- “5G is the one and only Coronavirus! Radiation from it will easily wipe out the world population. Think! Why did China get rid of their 5G towers? This is why they are now free from the Corona.”
- “Make sure to SMASH THOSE 5G masts up!! #5Gcoronavirus”
The researchers noted that at least some of the 1/3 of tweets that didn’t express an opinion were likely using the hashtag just to take advantage of its popularity. They also pointed out that the large number of mockery/denunciation tweets contributed to the hashtag trending, and helped give it far more notoriety than it ever deserved.
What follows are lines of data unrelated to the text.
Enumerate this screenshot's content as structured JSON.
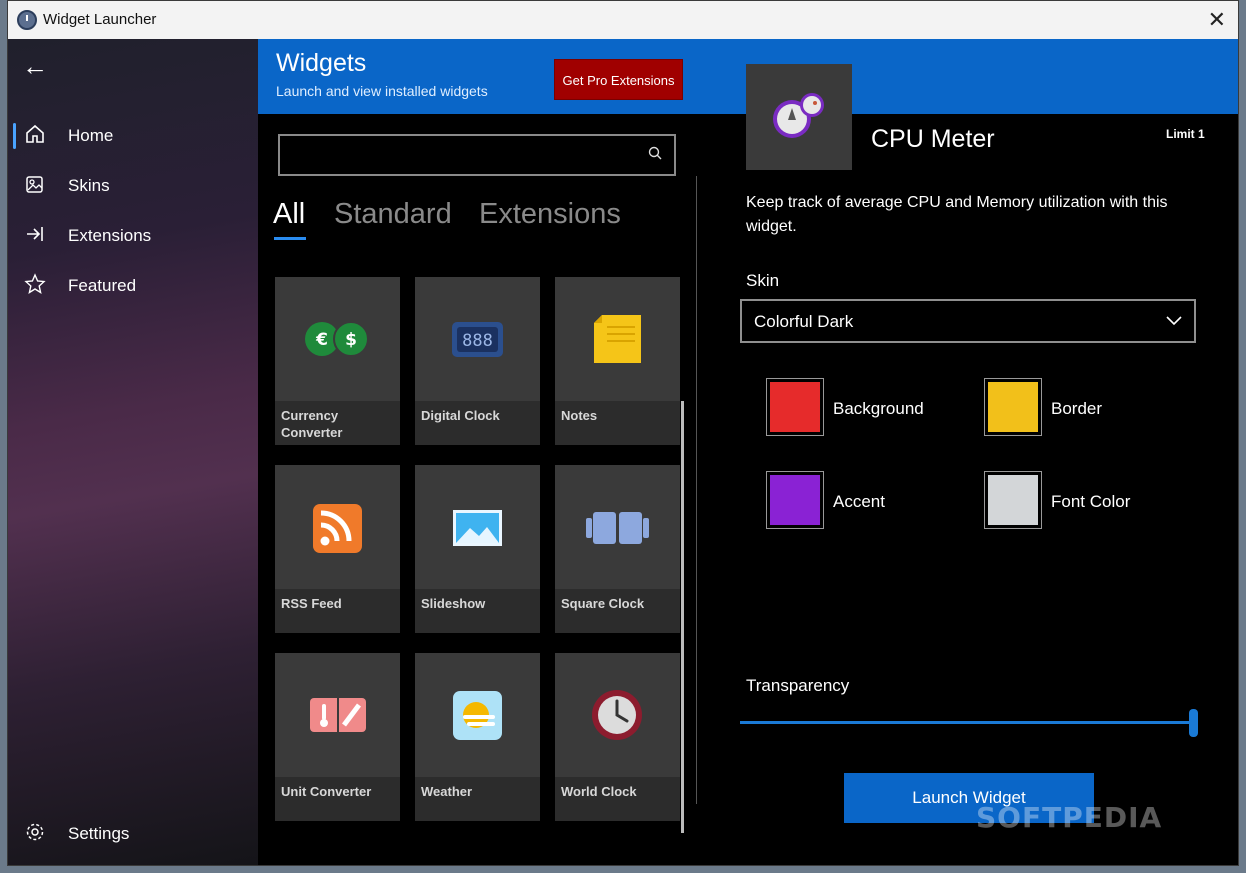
{
  "window": {
    "title": "Widget Launcher"
  },
  "sidebar": {
    "items": [
      {
        "label": "Home",
        "icon": "home-icon"
      },
      {
        "label": "Skins",
        "icon": "skins-icon"
      },
      {
        "label": "Extensions",
        "icon": "extensions-icon"
      },
      {
        "label": "Featured",
        "icon": "star-icon"
      }
    ],
    "settings_label": "Settings"
  },
  "header": {
    "title": "Widgets",
    "subtitle": "Launch and view installed widgets",
    "pro_button": "Get Pro Extensions"
  },
  "search": {
    "placeholder": "",
    "value": ""
  },
  "tabs": [
    {
      "label": "All",
      "active": true
    },
    {
      "label": "Standard",
      "active": false
    },
    {
      "label": "Extensions",
      "active": false
    }
  ],
  "widgets": [
    {
      "name": "Currency Converter",
      "icon": "currency-icon"
    },
    {
      "name": "Digital Clock",
      "icon": "digital-clock-icon"
    },
    {
      "name": "Notes",
      "icon": "notes-icon"
    },
    {
      "name": "RSS Feed",
      "icon": "rss-icon"
    },
    {
      "name": "Slideshow",
      "icon": "slideshow-icon"
    },
    {
      "name": "Square Clock",
      "icon": "square-clock-icon"
    },
    {
      "name": "Unit Converter",
      "icon": "unit-converter-icon"
    },
    {
      "name": "Weather",
      "icon": "weather-icon"
    },
    {
      "name": "World Clock",
      "icon": "world-clock-icon"
    }
  ],
  "detail": {
    "title": "CPU Meter",
    "limit": "Limit 1",
    "description": "Keep track of average CPU and Memory utilization with this widget.",
    "skin_label": "Skin",
    "skin_value": "Colorful Dark",
    "colors": [
      {
        "label": "Background",
        "color": "#e62b2b"
      },
      {
        "label": "Border",
        "color": "#f2c01a"
      },
      {
        "label": "Accent",
        "color": "#8a22d4"
      },
      {
        "label": "Font Color",
        "color": "#d3d6d8"
      }
    ],
    "transparency_label": "Transparency",
    "transparency_value": 1.0,
    "launch_button": "Launch Widget"
  },
  "watermark": "SOFTPEDIA",
  "accent_color": "#0a66c8"
}
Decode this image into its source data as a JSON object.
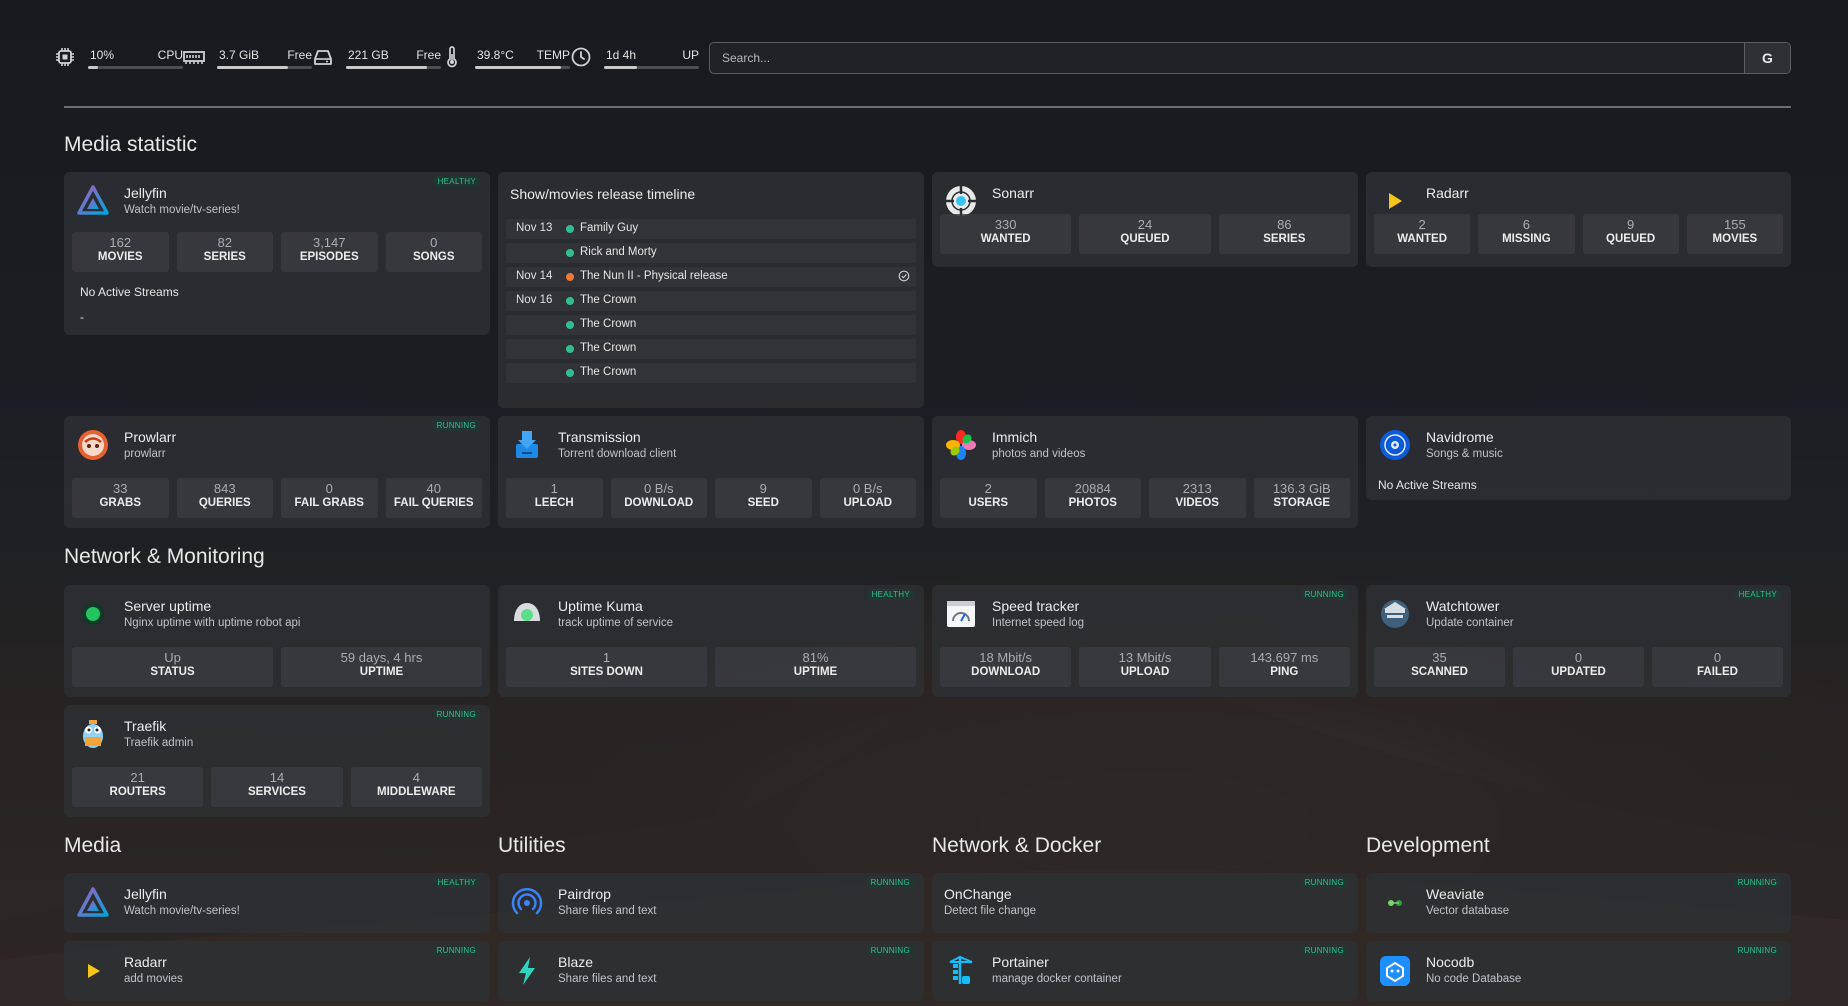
{
  "topbar": {
    "metrics": [
      {
        "icon": "cpu-icon",
        "value": "10%",
        "label": "CPU",
        "level": 0.1
      },
      {
        "icon": "ram-icon",
        "value": "3.7 GiB",
        "label": "Free",
        "level": 0.75
      },
      {
        "icon": "disk-icon",
        "value": "221 GB",
        "label": "Free",
        "level": 0.85
      },
      {
        "icon": "thermometer-icon",
        "value": "39.8°C",
        "label": "TEMP",
        "level": 0.9
      },
      {
        "icon": "clock-icon",
        "value": "1d 4h",
        "label": "UP",
        "level": 0.35
      }
    ],
    "search_placeholder": "Search...",
    "search_button": "G"
  },
  "sections": {
    "media_statistic": "Media statistic",
    "network_monitoring": "Network & Monitoring",
    "media": "Media",
    "utilities": "Utilities",
    "network_docker": "Network & Docker",
    "development": "Development"
  },
  "jellyfin": {
    "name": "Jellyfin",
    "desc": "Watch movie/tv-series!",
    "badge": "HEALTHY",
    "stats": [
      {
        "n": "162",
        "l": "MOVIES"
      },
      {
        "n": "82",
        "l": "SERIES"
      },
      {
        "n": "3,147",
        "l": "EPISODES"
      },
      {
        "n": "0",
        "l": "SONGS"
      }
    ],
    "streams": "No Active Streams",
    "dash": "-"
  },
  "timeline": {
    "title": "Show/movies release timeline",
    "rows": [
      {
        "date": "Nov 13",
        "title": "Family Guy",
        "color": "#2fbf8f"
      },
      {
        "date": "",
        "title": "Rick and Morty",
        "color": "#2fbf8f"
      },
      {
        "date": "Nov 14",
        "title": "The Nun II - Physical release",
        "color": "#ee7a35"
      },
      {
        "date": "Nov 16",
        "title": "The Crown",
        "color": "#2fbf8f"
      },
      {
        "date": "",
        "title": "The Crown",
        "color": "#2fbf8f"
      },
      {
        "date": "",
        "title": "The Crown",
        "color": "#2fbf8f"
      },
      {
        "date": "",
        "title": "The Crown",
        "color": "#2fbf8f"
      }
    ]
  },
  "sonarr": {
    "name": "Sonarr",
    "stats": [
      {
        "n": "330",
        "l": "WANTED"
      },
      {
        "n": "24",
        "l": "QUEUED"
      },
      {
        "n": "86",
        "l": "SERIES"
      }
    ]
  },
  "radarr_stat": {
    "name": "Radarr",
    "stats": [
      {
        "n": "2",
        "l": "WANTED"
      },
      {
        "n": "6",
        "l": "MISSING"
      },
      {
        "n": "9",
        "l": "QUEUED"
      },
      {
        "n": "155",
        "l": "MOVIES"
      }
    ]
  },
  "prowlarr": {
    "name": "Prowlarr",
    "desc": "prowlarr",
    "badge": "RUNNING",
    "stats": [
      {
        "n": "33",
        "l": "GRABS"
      },
      {
        "n": "843",
        "l": "QUERIES"
      },
      {
        "n": "0",
        "l": "FAIL GRABS"
      },
      {
        "n": "40",
        "l": "FAIL QUERIES"
      }
    ]
  },
  "transmission": {
    "name": "Transmission",
    "desc": "Torrent download client",
    "stats": [
      {
        "n": "1",
        "l": "LEECH"
      },
      {
        "n": "0 B/s",
        "l": "DOWNLOAD"
      },
      {
        "n": "9",
        "l": "SEED"
      },
      {
        "n": "0 B/s",
        "l": "UPLOAD"
      }
    ]
  },
  "immich": {
    "name": "Immich",
    "desc": "photos and videos",
    "stats": [
      {
        "n": "2",
        "l": "USERS"
      },
      {
        "n": "20884",
        "l": "PHOTOS"
      },
      {
        "n": "2313",
        "l": "VIDEOS"
      },
      {
        "n": "136.3 GiB",
        "l": "STORAGE"
      }
    ]
  },
  "navidrome": {
    "name": "Navidrome",
    "desc": "Songs & music",
    "streams": "No Active Streams"
  },
  "server_uptime": {
    "name": "Server uptime",
    "desc": "Nginx uptime with uptime robot api",
    "stats": [
      {
        "n": "Up",
        "l": "STATUS"
      },
      {
        "n": "59 days, 4 hrs",
        "l": "UPTIME"
      }
    ]
  },
  "uptime_kuma": {
    "name": "Uptime Kuma",
    "desc": "track uptime of service",
    "badge": "HEALTHY",
    "stats": [
      {
        "n": "1",
        "l": "SITES DOWN"
      },
      {
        "n": "81%",
        "l": "UPTIME"
      }
    ]
  },
  "speed_tracker": {
    "name": "Speed tracker",
    "desc": "Internet speed log",
    "badge": "RUNNING",
    "stats": [
      {
        "n": "18 Mbit/s",
        "l": "DOWNLOAD"
      },
      {
        "n": "13 Mbit/s",
        "l": "UPLOAD"
      },
      {
        "n": "143.697 ms",
        "l": "PING"
      }
    ]
  },
  "watchtower": {
    "name": "Watchtower",
    "desc": "Update container",
    "badge": "HEALTHY",
    "stats": [
      {
        "n": "35",
        "l": "SCANNED"
      },
      {
        "n": "0",
        "l": "UPDATED"
      },
      {
        "n": "0",
        "l": "FAILED"
      }
    ]
  },
  "traefik": {
    "name": "Traefik",
    "desc": "Traefik admin",
    "badge": "RUNNING",
    "stats": [
      {
        "n": "21",
        "l": "ROUTERS"
      },
      {
        "n": "14",
        "l": "SERVICES"
      },
      {
        "n": "4",
        "l": "MIDDLEWARE"
      }
    ]
  },
  "apps": {
    "jellyfin": {
      "name": "Jellyfin",
      "desc": "Watch movie/tv-series!",
      "badge": "HEALTHY"
    },
    "radarr": {
      "name": "Radarr",
      "desc": "add movies",
      "badge": "RUNNING"
    },
    "pairdrop": {
      "name": "Pairdrop",
      "desc": "Share files and text",
      "badge": "RUNNING"
    },
    "blaze": {
      "name": "Blaze",
      "desc": "Share files and text",
      "badge": "RUNNING"
    },
    "onchange": {
      "name": "OnChange",
      "desc": "Detect file change",
      "badge": "RUNNING"
    },
    "portainer": {
      "name": "Portainer",
      "desc": "manage docker container",
      "badge": "RUNNING"
    },
    "weaviate": {
      "name": "Weaviate",
      "desc": "Vector database",
      "badge": "RUNNING"
    },
    "nocodb": {
      "name": "Nocodb",
      "desc": "No code Database",
      "badge": "RUNNING"
    }
  }
}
Another paper looked at how the COVID/5Gconspiracy theory moved from fringe to mainstream notoriety on Facebook. The data they had access to, through Facebook’s CrowdTangle platform, reflected information shared on public pages and groups from January 1 to April 12, 2020.
The COVID/5G talk began spreading globally from January 27-February 24, 2020. In the week of February 25, 2020, it really began to pick up, both in the number of people talking about it and the number of languages in which the chatter was happening. The conspiracy theory itself also got bigger, often in diverging directions, and various people like Bill Gates got dragged into it. In mid-March, celebrities started hopping on board the conspiracy train.
From late March to mid-April, things started to get more hands-on, with online calls for arson at 5G equipment sites. In several countries, including the Netherlands, Belgium, Italy, and Sweden, fires were started at 5G masts or other damage was done to them. An Australian hot spot for anti-5G activity, Mullumbimby in Northern New South Wales (NSW), already had one of the lowest childhood vaccination rates in that country, so they were primed and ready to jump on the 5G conspiracy train.
Around this time, talk got going about microchips and plans to harm the population with mass vaccinations. There was also an Evangelical Christian-themed cluster of discussions that got going starting in Nigeria. In early April 2020, media coverage picked up, including scientific responses, although the fact-checking in the media may have helped bring the conspiracy theory to more people’s attention. In mid-April, social media platforms like Facebook started cracking down on misinformation. While that did limit the spread somewhat, takedowns also tend to fuel conspiracy thinking that information is being hidden from people.
The researchers noted that there was a clear pattern of the COVID/5G conspiracy theory smoothly piggybacking onto several well-established pre-existing conspiracy themes, including radiation dangers, vaccines, global elites, and China. This takes advantage of confirmation bias, the tendency to believe things that are consistent with beliefs we already have. The people who initially pushed the theory took advantage of the concerns that other social media users already had about safety in the context of the pandemic taking hold and measures like lockdowns being implemented. Facebook’s global reach facilitated the international spread of the theory, and mainstream corrective information wasn’t necessarily making it into the same spaces where the misinformation was spreading.
Stop the COVID cray-cray train, I wanna get off
Conspiracy theories have been around for a long time, but this one about COVID/5G was particularly notable in the speed and extent to which it took off. It also impacted people’s actions. It’s one thing to mentally buy into the cray-cray, but it takes it to a whole other level to start getting criminal with it.
Social media can do a lot of harm, but I think that’s mostly because it unleashes some ugly stuff that’s already hanging out in a big chunk of humanity. I don’t think there’s a way to put the genie back in the bottle when it comes to social media, and I don’t see the conspiracy-prone aspect of humanity dying down anytime soon.
So what’s the solution? I have no idea. Do you have any ideas?
- Ahmed, W., Vidal-Alaball, J., Downing, J., & Seguí, F. L. (2020). COVID-19 and the 5G conspiracy theory: Social network analysis of Twitter data. Journal of Medical Internet Research, 22(5), e19458.
- Bruns, A., Harrington, S., & Hurcombe, E. (2020). <? covid19?>‘Corona? 5G? or both?’: the dynamics of COVID-19/5G conspiracy theories on Facebook. Media International Australia, 177(1), 12-29.